Actually, it is the other way around! The more skillful a science communicator you are, the more your own research and academic work get visibility and recognition. Especially now as there seems to be an insatiable interest in evidence-based knowledge across societies, effective science communication becomes an essential means of conveying your message to diverse audiences. Putting forward in a clear and concise manner the outcomes of your research to funding bodies, policy and decision makers, general audience, school children and academic peers calls for a customized approach to satisfy the information needs of these different stakeholders.

Science communication is a necessary ingredient of every scientist’s daily work. It ranges, for example, from writing peer-reviewed articles to giving lectures to university students, from preparing project proposals to talking on the radio or television, from blogging to tweeting, from giving policy advice to exchanging views with other academics representing different disciplines. All this becomes easier, if you know how to communicate effectively and how to modify your message for different purposes.

So, what should scientists bear in mind when making an effort to popularize their academic work in writing to the general public? For explaining the results of their often very complex research or describing their own field of science, they could easily improve the effectiveness of their science communication by following these principles:

KEEP IT SHORT AND SIMPLE – First identify your audience and then make sure you have a distinguished message instead of just providing information. Avoid approaching the subject with too many details and with too much jargon. Rather keep your message on a general level and focus on one specific perspective that the readers well can relate to in their everyday life.

KEEP IT SMART, BUT SERIOUS – As your duty is to guide a reader through an unfamiliar trail, simply tell the story in straightforward language. The more concrete you are, the better the impact will be. Use the appropriate style of writing. Keep it serious and punchy, if you have a breaking news story. With a blog text, take a different, more relaxed approach. It is your chance to be clever.

KEEP IT SELF-SUSTAINING – Define the goal you want to achieve with your science communication. Also make sure you have chosen the right channel/s and medium/media for the given purpose. In any case, whatever you intend to communicate should be a self-standing message which is easily recognized, received and understood by the audience. Well-designed visualizations, matching photos or on the Internet even videoclips attached to your text will help catch the readers’ attention.

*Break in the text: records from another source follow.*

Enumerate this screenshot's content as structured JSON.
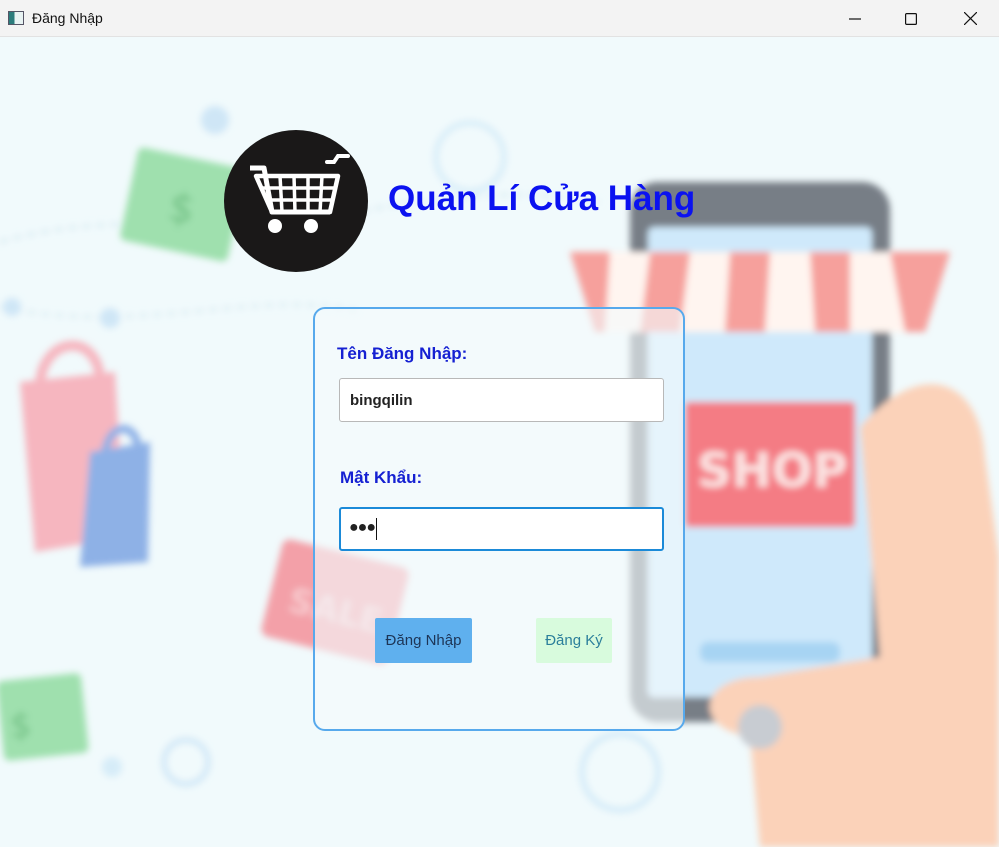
{
  "window": {
    "title": "Đăng Nhập",
    "icon": "app-icon",
    "controls": [
      "minimize-icon",
      "maximize-icon",
      "close-icon"
    ]
  },
  "header": {
    "logo_icon": "shopping-cart-icon",
    "app_title": "Quản Lí Cửa Hàng"
  },
  "background": {
    "illustration": "blurred online shop illustration",
    "sign_text": "SHOP"
  },
  "login_form": {
    "username_label": "Tên Đăng Nhập:",
    "username_value": "bingqilin",
    "password_label": "Mật Khẩu:",
    "password_masked": "●●●",
    "login_button": "Đăng Nhập",
    "register_button": "Đăng Ký"
  },
  "colors": {
    "title": "#0b12f0",
    "label": "#1520d2",
    "panel_border": "#57a9ec",
    "login_button": "#5fb0ee",
    "register_button": "#d8fbdd",
    "logo_bg": "#1a1818"
  }
}
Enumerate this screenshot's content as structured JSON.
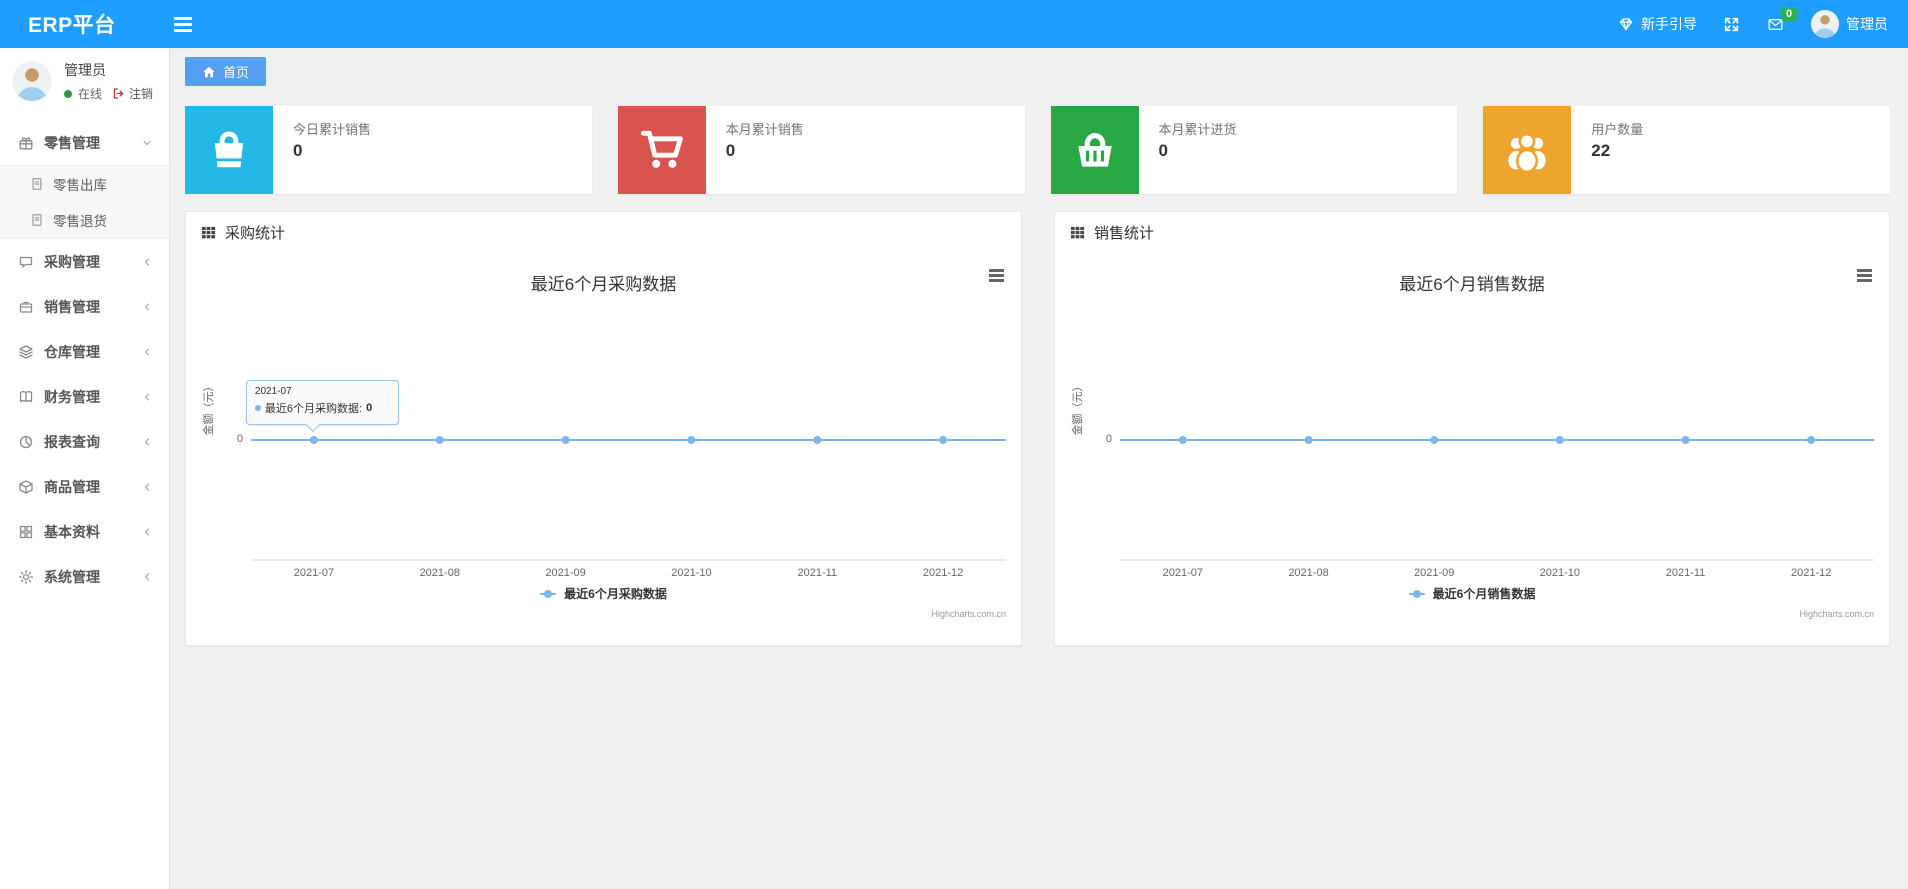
{
  "navbar": {
    "brand": "ERP平台",
    "guide_label": "新手引导",
    "mail_badge": "0",
    "user_name": "管理员",
    "bg_color": "#1E9FFF"
  },
  "sidebar": {
    "user": {
      "name": "管理员",
      "status": "在线",
      "logout": "注销"
    },
    "menu": [
      {
        "label": "零售管理",
        "icon": "gift-icon",
        "state": "expanded",
        "children": [
          {
            "label": "零售出库",
            "icon": "file-icon"
          },
          {
            "label": "零售退货",
            "icon": "file-icon"
          }
        ]
      },
      {
        "label": "采购管理",
        "icon": "comment-icon",
        "state": "collapsed",
        "children": []
      },
      {
        "label": "销售管理",
        "icon": "briefcase-icon",
        "state": "collapsed",
        "children": []
      },
      {
        "label": "仓库管理",
        "icon": "layers-icon",
        "state": "collapsed",
        "children": []
      },
      {
        "label": "财务管理",
        "icon": "book-icon",
        "state": "collapsed",
        "children": []
      },
      {
        "label": "报表查询",
        "icon": "pie-chart-icon",
        "state": "collapsed",
        "children": []
      },
      {
        "label": "商品管理",
        "icon": "box-icon",
        "state": "collapsed",
        "children": []
      },
      {
        "label": "基本资料",
        "icon": "grid-icon",
        "state": "collapsed",
        "children": []
      },
      {
        "label": "系统管理",
        "icon": "gear-icon",
        "state": "collapsed",
        "children": []
      }
    ]
  },
  "tabs": [
    {
      "label": "首页",
      "active": true
    }
  ],
  "stat_cards": [
    {
      "label": "今日累计销售",
      "value": "0",
      "color": "#23b7e5",
      "icon": "shopping-bag-icon"
    },
    {
      "label": "本月累计销售",
      "value": "0",
      "color": "#d9534f",
      "icon": "cart-icon"
    },
    {
      "label": "本月累计进货",
      "value": "0",
      "color": "#28a745",
      "icon": "basket-icon"
    },
    {
      "label": "用户数量",
      "value": "22",
      "color": "#eda52d",
      "icon": "users-icon"
    }
  ],
  "panels": [
    {
      "header": "采购统计"
    },
    {
      "header": "销售统计"
    }
  ],
  "chart_data": [
    {
      "type": "line",
      "title": "最近6个月采购数据",
      "categories": [
        "2021-07",
        "2021-08",
        "2021-09",
        "2021-10",
        "2021-11",
        "2021-12"
      ],
      "series": [
        {
          "name": "最近6个月采购数据",
          "values": [
            0,
            0,
            0,
            0,
            0,
            0
          ]
        }
      ],
      "xlabel": "",
      "ylabel": "金额（元）",
      "yticks": [
        "0"
      ],
      "ylim": [
        -1,
        1
      ],
      "grid": false,
      "legend_position": "bottom",
      "line_color": "#7cb5ec",
      "credits": "Highcharts.com.cn",
      "tooltip": {
        "header": "2021-07",
        "label": "最近6个月采购数据",
        "value": "0",
        "point_index": 0
      }
    },
    {
      "type": "line",
      "title": "最近6个月销售数据",
      "categories": [
        "2021-07",
        "2021-08",
        "2021-09",
        "2021-10",
        "2021-11",
        "2021-12"
      ],
      "series": [
        {
          "name": "最近6个月销售数据",
          "values": [
            0,
            0,
            0,
            0,
            0,
            0
          ]
        }
      ],
      "xlabel": "",
      "ylabel": "金额（元）",
      "yticks": [
        "0"
      ],
      "ylim": [
        -1,
        1
      ],
      "grid": false,
      "legend_position": "bottom",
      "line_color": "#7cb5ec",
      "credits": "Highcharts.com.cn",
      "tooltip": null
    }
  ]
}
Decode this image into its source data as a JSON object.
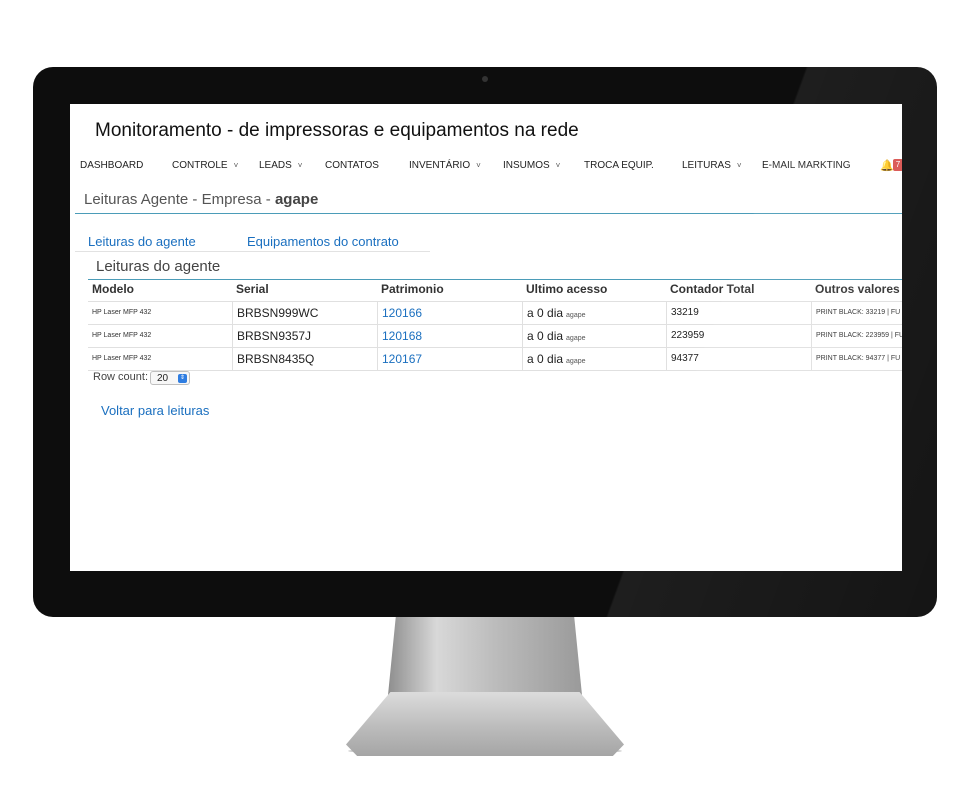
{
  "app": {
    "title": "Monitoramento - de impressoras e equipamentos na rede"
  },
  "nav": {
    "items": [
      {
        "label": "DASHBOARD"
      },
      {
        "label": "CONTROLE",
        "chevron": "˅"
      },
      {
        "label": "LEADS",
        "chevron": "˅"
      },
      {
        "label": "CONTATOS"
      },
      {
        "label": "INVENTÁRIO",
        "chevron": "˅"
      },
      {
        "label": "INSUMOS",
        "chevron": "˅"
      },
      {
        "label": "TROCA EQUIP."
      },
      {
        "label": "LEITURAS",
        "chevron": "˅"
      },
      {
        "label": "E-MAIL MARKTING"
      }
    ],
    "notifications_icon": "bell-icon",
    "badge": "7"
  },
  "page": {
    "header_prefix": "Leituras Agente - Empresa - ",
    "company": "agape",
    "tabs": [
      "Leituras do agente",
      "Equipamentos do contrato"
    ],
    "section_title": "Leituras do agente"
  },
  "table": {
    "columns": [
      "Modelo",
      "Serial",
      "Patrimonio",
      "Ultimo acesso",
      "Contador Total",
      "Outros valores"
    ],
    "rows": [
      {
        "modelo": "HP Laser MFP 432",
        "serial": "BRBSN999WC",
        "patrimonio": "120166",
        "ultimo": "a 0 dia",
        "ultimo_tag": "agape",
        "contador": "33219",
        "outros": "PRINT BLACK: 33219 | FU"
      },
      {
        "modelo": "HP Laser MFP 432",
        "serial": "BRBSN9357J",
        "patrimonio": "120168",
        "ultimo": "a 0 dia",
        "ultimo_tag": "agape",
        "contador": "223959",
        "outros": "PRINT BLACK: 223959 | FU"
      },
      {
        "modelo": "HP Laser MFP 432",
        "serial": "BRBSN8435Q",
        "patrimonio": "120167",
        "ultimo": "a 0 dia",
        "ultimo_tag": "agape",
        "contador": "94377",
        "outros": "PRINT BLACK: 94377 | FU"
      }
    ]
  },
  "footer": {
    "row_count_label": "Row count:",
    "row_count_value": "20",
    "back_link": "Voltar para leituras"
  },
  "colors": {
    "accent": "#1a6fbf",
    "rule": "#4b9cb8",
    "badge": "#d9534f"
  }
}
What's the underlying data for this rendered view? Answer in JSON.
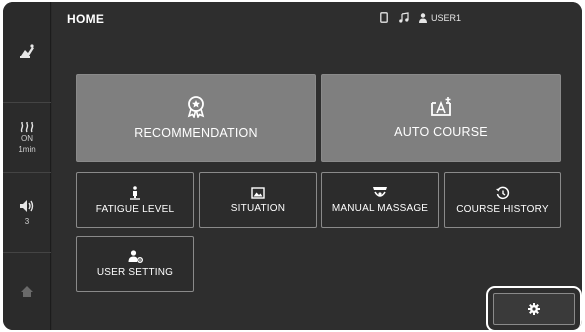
{
  "header": {
    "title": "HOME",
    "user_label": "USER1",
    "phone_icon": "phone-icon",
    "music_icon": "music-icon",
    "user_icon": "user-icon"
  },
  "sidebar": {
    "chair_icon": "chair-icon",
    "heat": {
      "icon": "heat-icon",
      "state": "ON",
      "duration": "1min"
    },
    "volume": {
      "icon": "speaker-icon",
      "level": "3"
    },
    "home_icon": "home-icon"
  },
  "tiles": {
    "recommendation": "RECOMMENDATION",
    "auto_course": "AUTO COURSE",
    "fatigue_level": "FATIGUE LEVEL",
    "situation": "SITUATION",
    "manual_massage": "MANUAL MASSAGE",
    "course_history": "COURSE HISTORY",
    "user_setting": "USER SETTING"
  },
  "settings_button": {
    "icon": "gear-icon"
  },
  "colors": {
    "background": "#2e2e2e",
    "tile_big": "#7f7f7f",
    "tile_border": "#8a8a8a",
    "text": "#ffffff"
  }
}
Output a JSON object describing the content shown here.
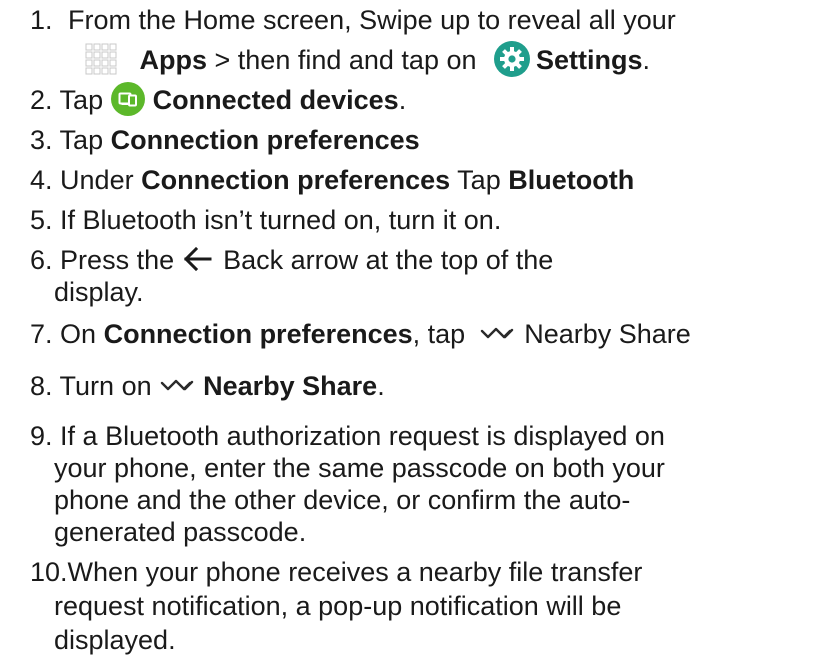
{
  "steps": [
    {
      "num": "1.",
      "lines": [
        {
          "t": "From the Home screen, Swipe up to reveal all your"
        },
        {
          "icon": "apps-grid-icon",
          "b": "Apps",
          "t2": " > then find and tap on ",
          "icon2": "settings-gear-icon",
          "b2": "Settings",
          "t3": "."
        }
      ]
    },
    {
      "num": "2.",
      "t": "Tap ",
      "icon": "connected-devices-icon",
      "b": "Connected devices",
      "t2": "."
    },
    {
      "num": "3.",
      "t": "Tap ",
      "b": "Connection preferences"
    },
    {
      "num": "4.",
      "t": "Under ",
      "b": "Connection preferences",
      "t2": " Tap ",
      "b2": "Bluetooth"
    },
    {
      "num": "5.",
      "t": "If Bluetooth isn’t turned on, turn it on."
    },
    {
      "num": "6.",
      "lines": [
        {
          "t": "Press the ",
          "icon": "back-arrow-icon",
          "t2": " Back arrow at the top of the"
        },
        {
          "t": "display."
        }
      ]
    },
    {
      "num": "7.",
      "t": "On ",
      "b": "Connection preferences",
      "t2": ", tap ",
      "icon": "nearby-share-icon",
      "t3": " Nearby Share"
    },
    {
      "num": "8.",
      "t": "Turn on ",
      "icon": "nearby-share-icon",
      "b": "Nearby Share",
      "t2": "."
    },
    {
      "num": "9.",
      "lines": [
        {
          "t": "If a Bluetooth authorization request is displayed on"
        },
        {
          "t": "your phone, enter the same passcode on both your"
        },
        {
          "t": "phone and the other device, or confirm the auto-"
        },
        {
          "t": "generated passcode."
        }
      ]
    },
    {
      "num": "10.",
      "lines": [
        {
          "t": "When your phone receives a nearby file transfer"
        },
        {
          "t": "request notification, a pop-up notification will be"
        },
        {
          "t": "displayed."
        }
      ]
    }
  ],
  "colors": {
    "text": "#1a1a1a",
    "settings_icon": "#1f9e8c",
    "connected_devices_icon": "#5cb82a"
  }
}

MAKE IT SOCIALLY SHAREABLE – If you write for a traditional newspaper or a print magazine, check if your text will also be published online as to increase its dissemination potential and accessibility through social media. As long as you manage to incorporate the human voice and interest in your science communication, you can be almost sure that it starts spreading on its own.

Visualisation: Wordcloud from Cornell University website